There isn’t much doubt that since the bad old days, Russia’s Jews are flourishing. As U.S. Ambassador John Beyre wrote in a 2009 cable (subsequently released by Wikileaks), Russia has shown “clear signs of throwing off its long and tragic history of anti-Semitism.” But that progress, which Beyre cautioned could be fragile, and the progress of the Russian Jewish community since the fall of the Soviet Union, was partly possible because, as Julia Ioffe explained in Tablet Magazine, “the target of nationalist discrimination shifted from the Jews—most of whom had left—to migrants from the Caucasus and Central Asia.”
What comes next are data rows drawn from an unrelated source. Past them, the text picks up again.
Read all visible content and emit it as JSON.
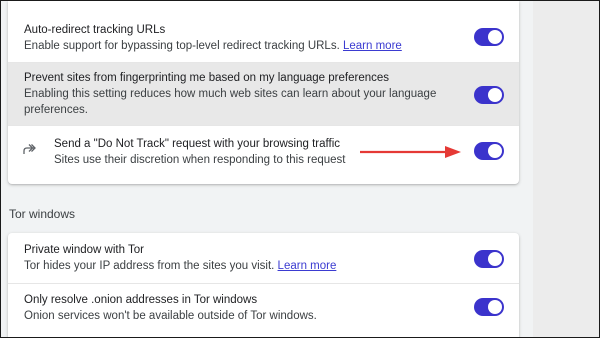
{
  "settings_card": {
    "rows": [
      {
        "label": "Auto-redirect tracking URLs",
        "description": "Enable support for bypassing top-level redirect tracking URLs.",
        "link": "Learn more",
        "enabled": true
      },
      {
        "label": "Prevent sites from fingerprinting me based on my language preferences",
        "description_line1": "Enabling this setting reduces how much web sites can learn about your language",
        "description_line2": "preferences.",
        "enabled": true
      },
      {
        "icon": "external-share-arrow-icon",
        "label": "Send a \"Do Not Track\" request with your browsing traffic",
        "description": "Sites use their discretion when responding to this request",
        "enabled": true
      }
    ]
  },
  "tor_section": {
    "title": "Tor windows",
    "rows": [
      {
        "label": "Private window with Tor",
        "description": "Tor hides your IP address from the sites you visit.",
        "link": "Learn more",
        "enabled": true
      },
      {
        "label": "Only resolve .onion addresses in Tor windows",
        "description": "Onion services won't be available outside of Tor windows.",
        "enabled": true
      }
    ]
  },
  "colors": {
    "toggle_on": "#3b33cc",
    "link": "#3b3bd1",
    "annotation_arrow": "#e53935",
    "highlight_row": "#e8e8e8"
  }
}
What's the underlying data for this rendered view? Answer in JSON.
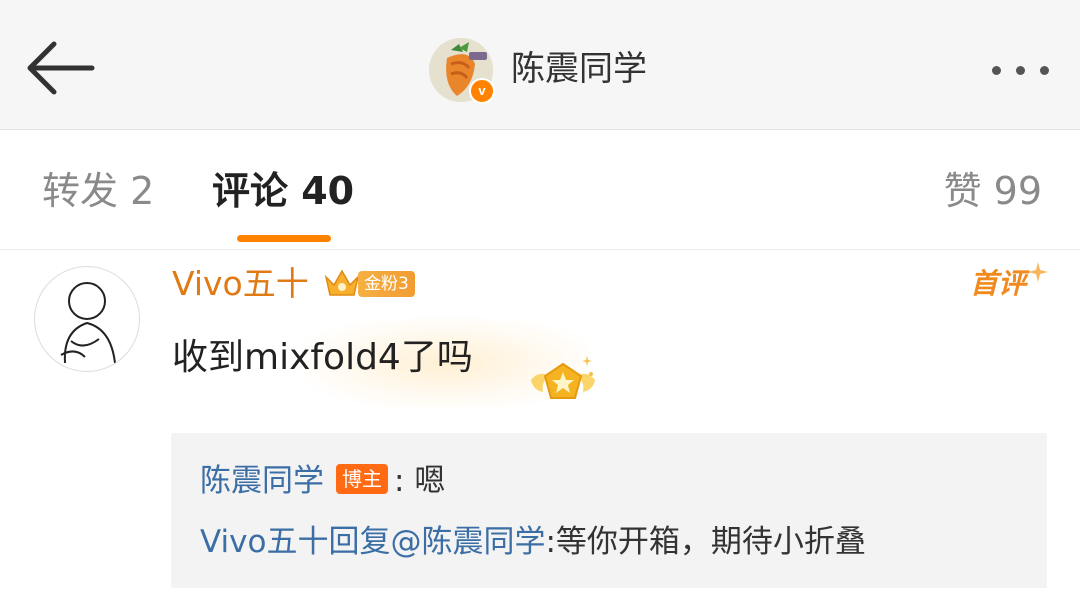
{
  "header": {
    "title": "陈震同学",
    "verified_mark": "v"
  },
  "tabs": {
    "repost": "转发 2",
    "comment": "评论 40",
    "like": "赞 99"
  },
  "comment": {
    "username": "Vivo五十",
    "fan_badge": "金粉3",
    "first_badge": "首评",
    "text": "收到mixfold4了吗"
  },
  "replies": {
    "author_name": "陈震同学",
    "author_tag": "博主",
    "author_separator": ":",
    "author_text": "嗯",
    "reply_user": "Vivo五十",
    "reply_action": "回复",
    "reply_target": "@陈震同学",
    "reply_separator": ":",
    "reply_text": "等你开箱，期待小折叠"
  },
  "colors": {
    "accent": "#ff8200",
    "username": "#e07a14",
    "link": "#3b6ea5",
    "blogger_tag": "#ff6a13"
  }
}
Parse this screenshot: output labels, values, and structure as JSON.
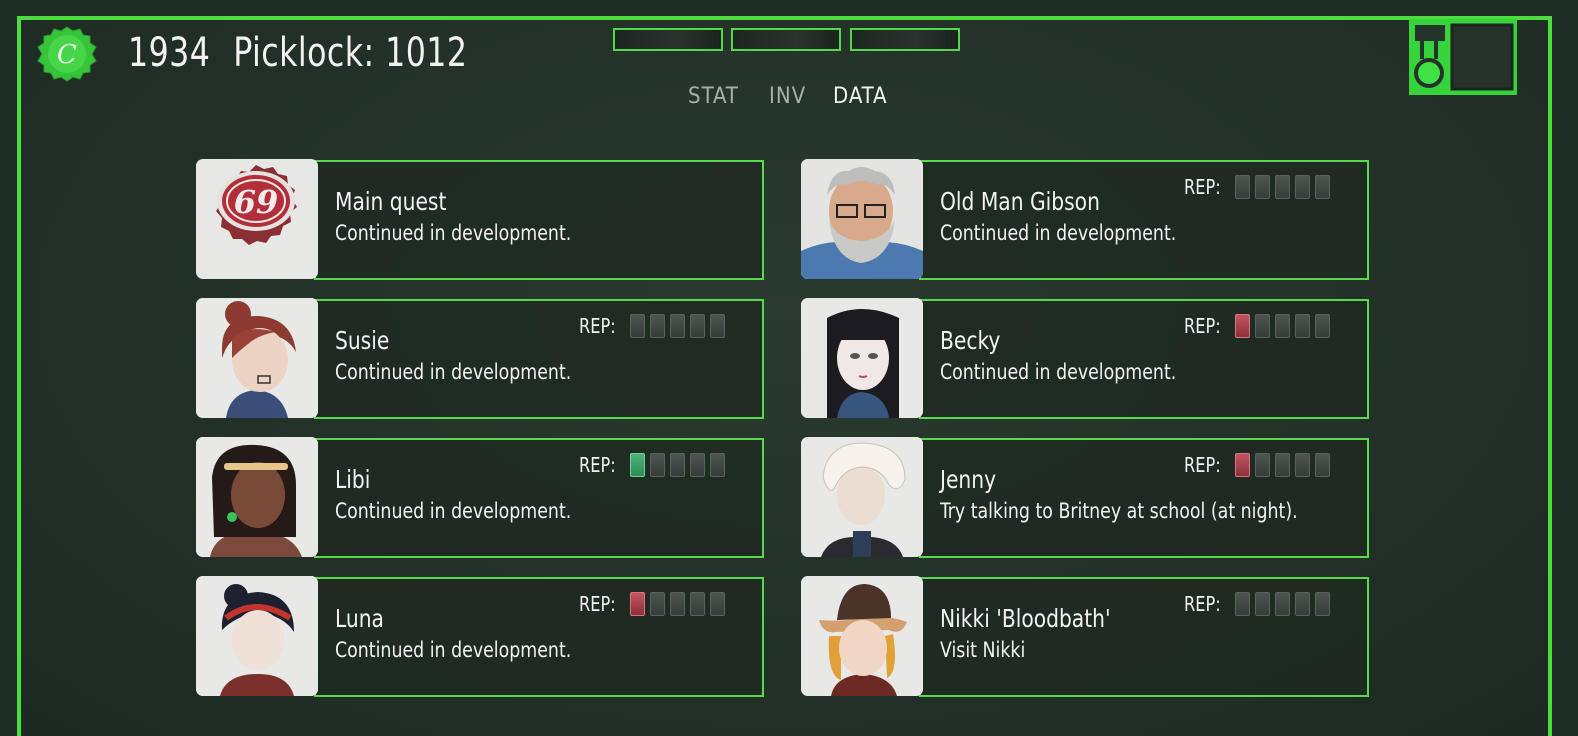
{
  "header": {
    "year": "1934",
    "picklock_label": "Picklock: 1012",
    "coin_letter": "C",
    "colors": {
      "accent": "#4ddd3e"
    }
  },
  "tabs": [
    {
      "label": "STAT",
      "active": false
    },
    {
      "label": "INV",
      "active": false
    },
    {
      "label": "DATA",
      "active": true
    }
  ],
  "cards": [
    {
      "name": "Main quest",
      "desc": "Continued in development.",
      "rep": null,
      "badge": "69"
    },
    {
      "name": "Old Man Gibson",
      "desc": "Continued in development.",
      "rep": {
        "label": "REP:",
        "filled": 0,
        "color": "none"
      }
    },
    {
      "name": "Susie",
      "desc": "Continued in development.",
      "rep": {
        "label": "REP:",
        "filled": 0,
        "color": "none"
      }
    },
    {
      "name": "Becky",
      "desc": "Continued in development.",
      "rep": {
        "label": "REP:",
        "filled": 1,
        "color": "red"
      }
    },
    {
      "name": "Libi",
      "desc": "Continued in development.",
      "rep": {
        "label": "REP:",
        "filled": 1,
        "color": "green"
      }
    },
    {
      "name": "Jenny",
      "desc": "Try talking to Britney at school (at night).",
      "rep": {
        "label": "REP:",
        "filled": 1,
        "color": "red"
      }
    },
    {
      "name": "Luna",
      "desc": "Continued in development.",
      "rep": {
        "label": "REP:",
        "filled": 1,
        "color": "red"
      }
    },
    {
      "name": "Nikki 'Bloodbath'",
      "desc": "Visit Nikki",
      "rep": {
        "label": "REP:",
        "filled": 0,
        "color": "none"
      }
    }
  ]
}
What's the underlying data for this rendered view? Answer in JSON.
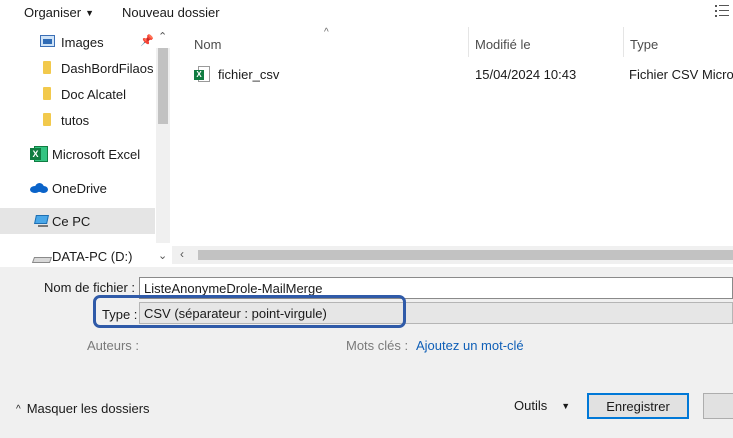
{
  "toolbar": {
    "organiser_label": "Organiser",
    "new_folder_label": "Nouveau dossier"
  },
  "nav": {
    "items": [
      {
        "label": "Images",
        "icon": "images-icon",
        "pinned": true
      },
      {
        "label": "DashBordFilaos",
        "icon": "folder-icon"
      },
      {
        "label": "Doc Alcatel",
        "icon": "folder-icon"
      },
      {
        "label": "tutos",
        "icon": "folder-icon"
      },
      {
        "label": "Microsoft Excel",
        "icon": "excel-icon"
      },
      {
        "label": "OneDrive",
        "icon": "onedrive-icon"
      },
      {
        "label": "Ce PC",
        "icon": "pc-icon",
        "selected": true
      },
      {
        "label": "DATA-PC (D:)",
        "icon": "drive-icon"
      }
    ]
  },
  "list": {
    "columns": {
      "name": "Nom",
      "modified": "Modifié le",
      "type": "Type"
    },
    "files": [
      {
        "name": "fichier_csv",
        "modified": "15/04/2024 10:43",
        "type": "Fichier CSV Micro",
        "icon": "excel-csv-file-icon"
      }
    ]
  },
  "form": {
    "filename_label": "Nom de fichier :",
    "filename_value": "ListeAnonymeDrole-MailMerge",
    "type_label": "Type :",
    "type_value": "CSV (séparateur : point-virgule)",
    "authors_label": "Auteurs :",
    "keywords_label": "Mots clés :",
    "keywords_link": "Ajoutez un mot-clé"
  },
  "footer": {
    "hide_folders_label": "Masquer les dossiers",
    "tools_label": "Outils",
    "save_label": "Enregistrer"
  },
  "colors": {
    "accent": "#0078d7",
    "highlight_border": "#2f5aa8",
    "link": "#0f5fb7",
    "selected_bg": "#e5e5e5"
  }
}
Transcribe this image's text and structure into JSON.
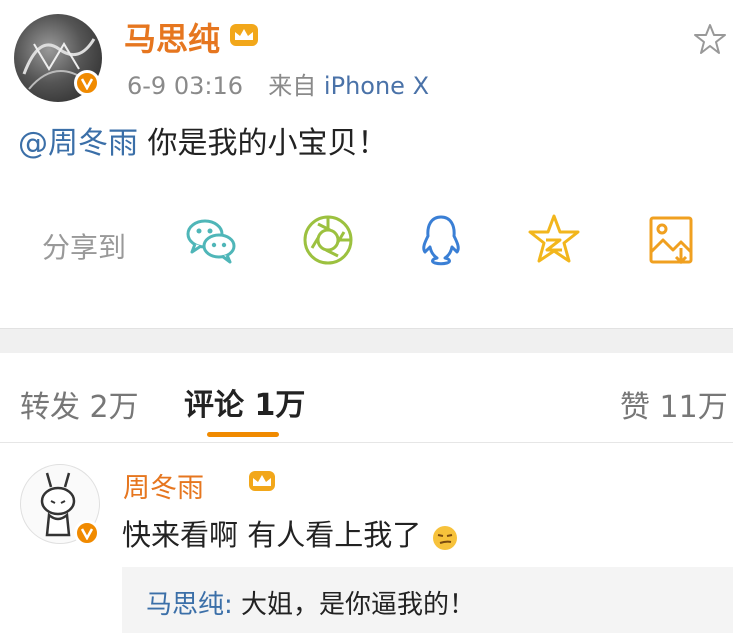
{
  "post": {
    "author": "马思纯",
    "time": "6-9 03:16",
    "source_prefix": "来自",
    "source_device": "iPhone X",
    "mention": "@周冬雨",
    "text": " 你是我的小宝贝！"
  },
  "share": {
    "label": "分享到",
    "targets": [
      "wechat-icon",
      "moments-icon",
      "qq-icon",
      "qzone-icon",
      "save-image-icon"
    ]
  },
  "tabs": {
    "repost_label": "转发",
    "repost_count": "2万",
    "comment_label": "评论",
    "comment_count": "1万",
    "like_label": "赞",
    "like_count": "11万"
  },
  "comment": {
    "author": "周冬雨",
    "text": "快来看啊 有人看上我了",
    "reply_author": "马思纯:",
    "reply_text": " 大姐，是你逼我的！"
  },
  "colors": {
    "accent": "#f08a00",
    "name": "#e6761f",
    "mention": "#3b6fa8",
    "wechat": "#4fb6b8",
    "moments": "#9cc13f",
    "qq": "#3a7fd5",
    "qzone": "#f2b61c",
    "save": "#f0a020"
  }
}
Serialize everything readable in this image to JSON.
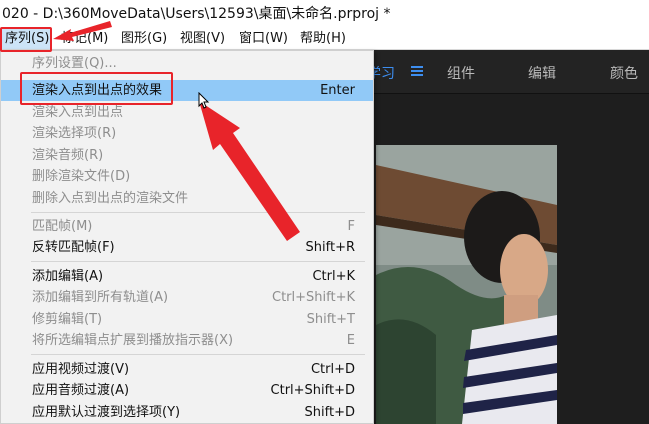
{
  "window": {
    "title": "020 - D:\\360MoveData\\Users\\12593\\桌面\\未命名.prproj *"
  },
  "menubar": {
    "items": [
      {
        "label": "序列(S)",
        "active": true
      },
      {
        "label": "标记(M)"
      },
      {
        "label": "图形(G)"
      },
      {
        "label": "视图(V)"
      },
      {
        "label": "窗口(W)"
      },
      {
        "label": "帮助(H)"
      }
    ]
  },
  "workspaces": {
    "active_partial": "学习",
    "items": [
      "组件",
      "编辑",
      "颜色"
    ]
  },
  "dropdown": {
    "items": [
      {
        "label": "序列设置(Q)...",
        "shortcut": "",
        "enabled": false
      },
      {
        "label": "渲染入点到出点的效果",
        "shortcut": "Enter",
        "enabled": true,
        "highlighted": true
      },
      {
        "label": "渲染入点到出点",
        "shortcut": "",
        "enabled": false
      },
      {
        "label": "渲染选择项(R)",
        "shortcut": "",
        "enabled": false
      },
      {
        "label": "渲染音频(R)",
        "shortcut": "",
        "enabled": false
      },
      {
        "label": "删除渲染文件(D)",
        "shortcut": "",
        "enabled": false
      },
      {
        "label": "删除入点到出点的渲染文件",
        "shortcut": "",
        "enabled": false
      },
      {
        "label": "匹配帧(M)",
        "shortcut": "F",
        "enabled": false
      },
      {
        "label": "反转匹配帧(F)",
        "shortcut": "Shift+R",
        "enabled": true
      },
      {
        "label": "添加编辑(A)",
        "shortcut": "Ctrl+K",
        "enabled": true
      },
      {
        "label": "添加编辑到所有轨道(A)",
        "shortcut": "Ctrl+Shift+K",
        "enabled": false
      },
      {
        "label": "修剪编辑(T)",
        "shortcut": "Shift+T",
        "enabled": false
      },
      {
        "label": "将所选编辑点扩展到播放指示器(X)",
        "shortcut": "E",
        "enabled": false
      },
      {
        "label": "应用视频过渡(V)",
        "shortcut": "Ctrl+D",
        "enabled": true
      },
      {
        "label": "应用音频过渡(A)",
        "shortcut": "Ctrl+Shift+D",
        "enabled": true
      },
      {
        "label": "应用默认过渡到选择项(Y)",
        "shortcut": "Shift+D",
        "enabled": true
      }
    ]
  },
  "colors": {
    "accent": "#3d8ef0",
    "annotation_red": "#e8242a",
    "menu_highlight": "#91c9f7"
  }
}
Somehow, though, Jews keep getting hit, shifts or not. After all, in European countries like the Netherlands, which just passed an anti-ritual slaughter bill, far-right parties keep managing to harm smaller Jewish populations with legislation targeted at Muslim immigrants. Most likely many of the proponents see Jews as acceptable “collateral damage” in their mission, but it’s hard to imagine that there aren’t a few, like the Russian neo-Nazis would, who see it as a happy accident.

“Antisemitism has been a part of Russian culture for such a long time,” noted Beyre in 2009. “It would be unrealistic to expect it to disappear overnight.”

Synagogue Attacked After Neo-Nazi Verdict [Australia Broadcasting Corporation]
Six Firebombs Thrown At Moscow Synagogue In Suspected Anti-Semitic Act [Haaretz]
Neo-Nazi Gets Life For 27 Murders [Australia Broadcasting Corporation]
Dutch Anti-Ritual Slaughter Ban Passes [JPost]
In Dutch Schehitah Ban, Jews See A Sign They Are Unwanted [JTA]

Earlier: Cable Reports Lower Russian Anti-Semitism
Related: Royal Wedding
Kosher Rules

Print Email
FreeMind says:

blah, blah. The fact is that except for some Ultra-Orthodox Chabadniks, Russian Jews, even in their diaspora, are more secular and “Russian” than non-Jewish Russians…

2000

Your comment may be no longer than 2,000 characters, approximately 400 words. HTML tags are not permitted, nor are more than two URLs per comment. We reserve the right to delete inappropriate comments.

Thank You!

Thank you for subscribing to the Tablet Magazine Daily Digest.
Please tell us about you.

Moscow Synagogue Bombed After Neo-Nazi Verdict

Shul attack, murder of immigrants, and the Dutch Kosher ban

More on Tablet:

The First Kosher Comic Book Blazed a Trail for Orthodox Outreach

By Marjorie Ingall — It wasn’t as big as Batman, but ‘Mendy and the Golem’ gave Jewish kids a taste of pop culture—with a rabbinical seal of approval